INSTRUCTIONS FOR THE TASK: Scan the listing for "blacklist" and copy out each line that has it.

INFORMATION:
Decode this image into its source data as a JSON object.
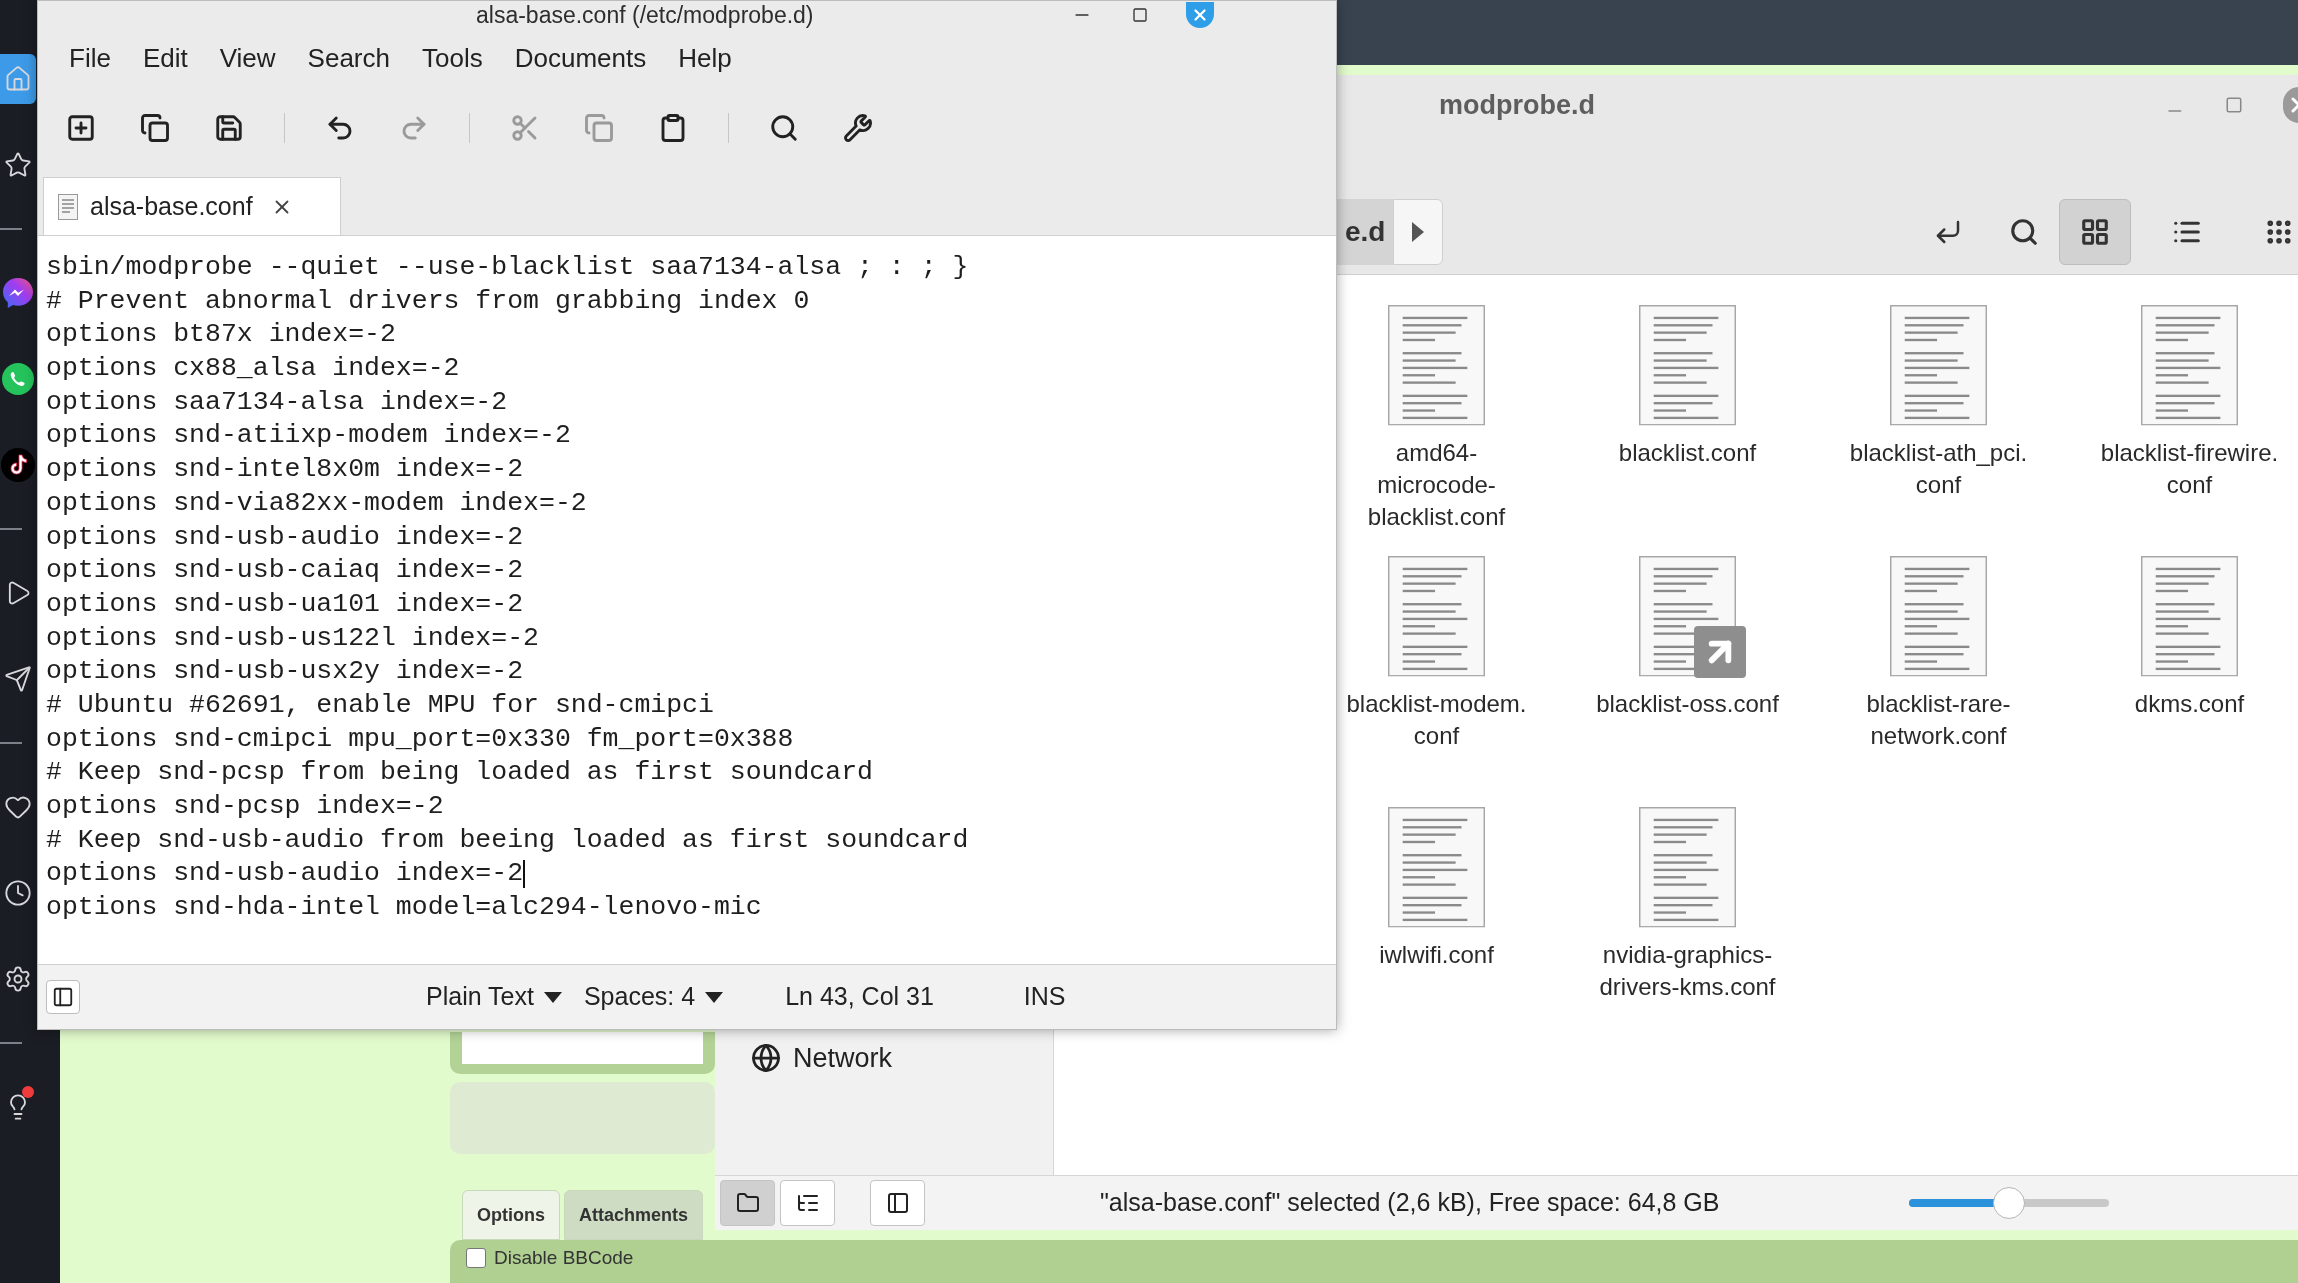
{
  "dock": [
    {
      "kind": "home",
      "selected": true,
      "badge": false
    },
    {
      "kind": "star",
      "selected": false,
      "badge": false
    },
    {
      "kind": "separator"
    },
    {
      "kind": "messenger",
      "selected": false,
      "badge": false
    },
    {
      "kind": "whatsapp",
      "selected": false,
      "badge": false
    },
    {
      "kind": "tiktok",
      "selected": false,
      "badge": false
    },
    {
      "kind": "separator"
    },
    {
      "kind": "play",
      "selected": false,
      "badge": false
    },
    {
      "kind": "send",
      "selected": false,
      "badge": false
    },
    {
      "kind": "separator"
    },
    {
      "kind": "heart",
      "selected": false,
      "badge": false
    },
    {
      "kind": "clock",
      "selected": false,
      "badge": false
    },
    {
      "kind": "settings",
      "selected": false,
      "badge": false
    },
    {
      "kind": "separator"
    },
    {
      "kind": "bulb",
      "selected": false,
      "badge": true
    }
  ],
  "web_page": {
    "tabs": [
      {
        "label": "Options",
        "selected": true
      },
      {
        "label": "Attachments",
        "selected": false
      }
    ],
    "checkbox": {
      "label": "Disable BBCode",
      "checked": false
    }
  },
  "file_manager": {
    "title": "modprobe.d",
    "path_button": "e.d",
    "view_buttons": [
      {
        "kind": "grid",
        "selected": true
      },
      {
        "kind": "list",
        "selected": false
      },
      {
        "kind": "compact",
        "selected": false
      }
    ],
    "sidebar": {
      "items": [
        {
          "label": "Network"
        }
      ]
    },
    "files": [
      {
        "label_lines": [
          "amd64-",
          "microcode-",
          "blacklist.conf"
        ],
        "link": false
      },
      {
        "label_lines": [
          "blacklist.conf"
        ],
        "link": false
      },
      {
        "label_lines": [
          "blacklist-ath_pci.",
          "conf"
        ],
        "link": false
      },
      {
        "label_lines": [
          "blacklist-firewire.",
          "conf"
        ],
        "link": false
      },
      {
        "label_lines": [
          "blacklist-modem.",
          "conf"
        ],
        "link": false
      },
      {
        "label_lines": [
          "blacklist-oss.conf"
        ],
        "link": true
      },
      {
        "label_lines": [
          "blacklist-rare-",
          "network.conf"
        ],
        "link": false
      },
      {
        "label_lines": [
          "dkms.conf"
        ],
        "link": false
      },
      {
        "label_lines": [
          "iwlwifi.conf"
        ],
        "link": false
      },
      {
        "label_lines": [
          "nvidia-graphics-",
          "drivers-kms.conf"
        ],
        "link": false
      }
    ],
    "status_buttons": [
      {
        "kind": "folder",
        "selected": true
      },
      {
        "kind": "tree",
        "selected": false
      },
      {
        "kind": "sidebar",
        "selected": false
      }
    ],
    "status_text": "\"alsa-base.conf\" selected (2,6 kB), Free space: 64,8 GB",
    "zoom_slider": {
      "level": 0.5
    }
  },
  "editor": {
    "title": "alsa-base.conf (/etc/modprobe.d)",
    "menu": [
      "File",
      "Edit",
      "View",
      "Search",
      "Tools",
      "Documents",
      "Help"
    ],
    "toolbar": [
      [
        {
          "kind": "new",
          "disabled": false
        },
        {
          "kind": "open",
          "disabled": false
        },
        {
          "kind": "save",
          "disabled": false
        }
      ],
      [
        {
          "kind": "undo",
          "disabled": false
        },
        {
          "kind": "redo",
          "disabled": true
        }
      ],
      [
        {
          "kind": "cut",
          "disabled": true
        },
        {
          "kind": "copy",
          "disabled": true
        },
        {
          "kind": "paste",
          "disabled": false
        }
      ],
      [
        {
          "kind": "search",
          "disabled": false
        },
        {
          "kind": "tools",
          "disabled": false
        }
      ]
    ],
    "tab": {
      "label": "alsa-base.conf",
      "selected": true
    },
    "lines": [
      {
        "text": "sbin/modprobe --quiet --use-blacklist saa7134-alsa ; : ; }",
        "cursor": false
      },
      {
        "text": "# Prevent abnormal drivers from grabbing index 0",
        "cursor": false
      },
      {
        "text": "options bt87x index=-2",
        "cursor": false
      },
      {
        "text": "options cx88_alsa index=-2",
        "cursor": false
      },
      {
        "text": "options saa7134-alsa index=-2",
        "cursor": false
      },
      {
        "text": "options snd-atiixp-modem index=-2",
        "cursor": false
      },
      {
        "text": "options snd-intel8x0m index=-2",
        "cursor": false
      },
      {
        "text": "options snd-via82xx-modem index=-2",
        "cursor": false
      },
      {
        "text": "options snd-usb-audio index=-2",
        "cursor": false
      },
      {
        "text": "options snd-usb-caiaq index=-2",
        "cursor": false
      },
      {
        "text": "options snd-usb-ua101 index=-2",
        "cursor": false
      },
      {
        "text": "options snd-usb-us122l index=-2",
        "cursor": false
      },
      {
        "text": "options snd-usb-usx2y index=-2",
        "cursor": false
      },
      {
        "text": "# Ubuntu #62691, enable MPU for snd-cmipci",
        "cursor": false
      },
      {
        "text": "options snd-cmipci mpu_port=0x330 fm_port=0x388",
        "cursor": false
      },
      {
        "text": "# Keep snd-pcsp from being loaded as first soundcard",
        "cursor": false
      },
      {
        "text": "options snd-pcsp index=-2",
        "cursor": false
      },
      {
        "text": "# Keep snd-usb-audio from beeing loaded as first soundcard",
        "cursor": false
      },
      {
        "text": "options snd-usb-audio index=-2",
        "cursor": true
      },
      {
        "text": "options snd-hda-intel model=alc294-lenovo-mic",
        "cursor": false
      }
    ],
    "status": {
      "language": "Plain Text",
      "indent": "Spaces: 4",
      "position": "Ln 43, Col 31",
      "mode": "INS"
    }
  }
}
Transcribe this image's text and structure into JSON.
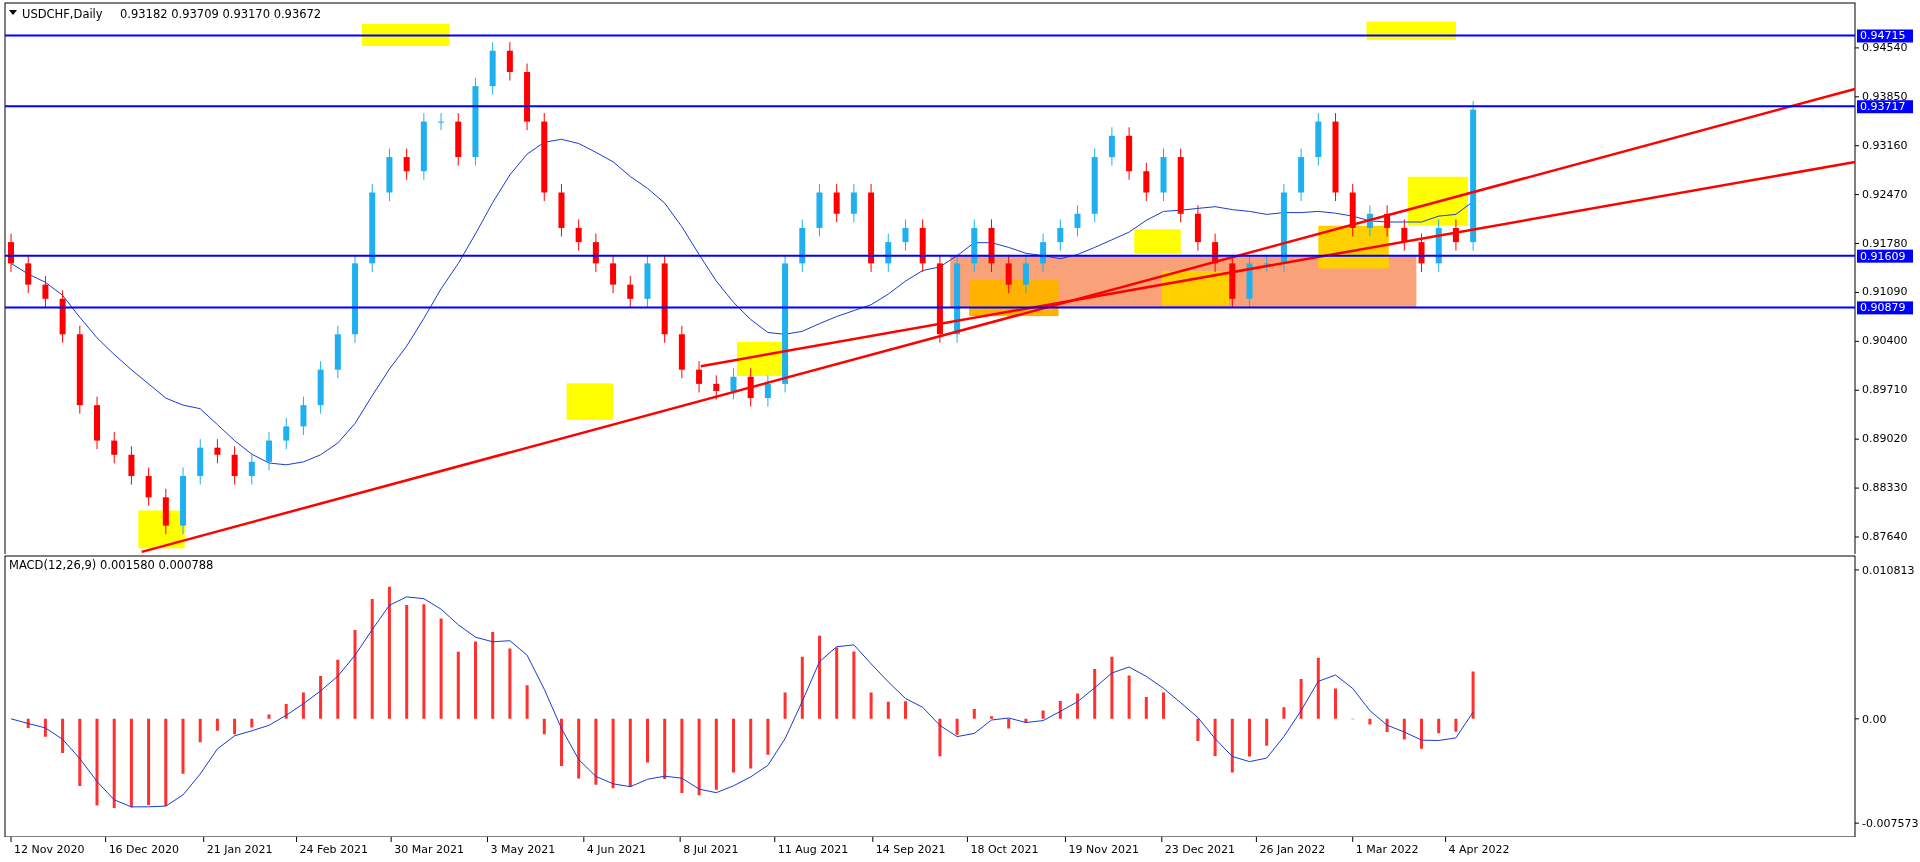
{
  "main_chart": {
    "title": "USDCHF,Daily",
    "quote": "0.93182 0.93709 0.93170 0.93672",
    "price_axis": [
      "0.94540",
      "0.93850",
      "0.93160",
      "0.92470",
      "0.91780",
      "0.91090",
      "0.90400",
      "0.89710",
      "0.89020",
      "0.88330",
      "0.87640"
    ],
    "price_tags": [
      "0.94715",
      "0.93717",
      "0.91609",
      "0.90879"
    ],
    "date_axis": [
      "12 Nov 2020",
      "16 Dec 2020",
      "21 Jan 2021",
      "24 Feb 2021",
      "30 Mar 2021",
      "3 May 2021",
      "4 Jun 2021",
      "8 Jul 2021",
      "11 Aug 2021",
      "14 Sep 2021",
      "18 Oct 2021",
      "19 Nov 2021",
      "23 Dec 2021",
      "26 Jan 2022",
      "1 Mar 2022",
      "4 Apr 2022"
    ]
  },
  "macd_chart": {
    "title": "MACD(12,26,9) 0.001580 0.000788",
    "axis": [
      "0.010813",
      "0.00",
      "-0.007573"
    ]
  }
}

PROBLEM SOLUTION:
          "blacklist.conf"
          "blacklist.conf"
          "blacklist-ath_pci.",
          "blacklist-firewire.",
          "blacklist-modem.",
          "blacklist-oss.conf"
          "blacklist-rare-",
        "text": "sbin/modprobe --quiet --use-blacklist saa7134-alsa ; : ; }",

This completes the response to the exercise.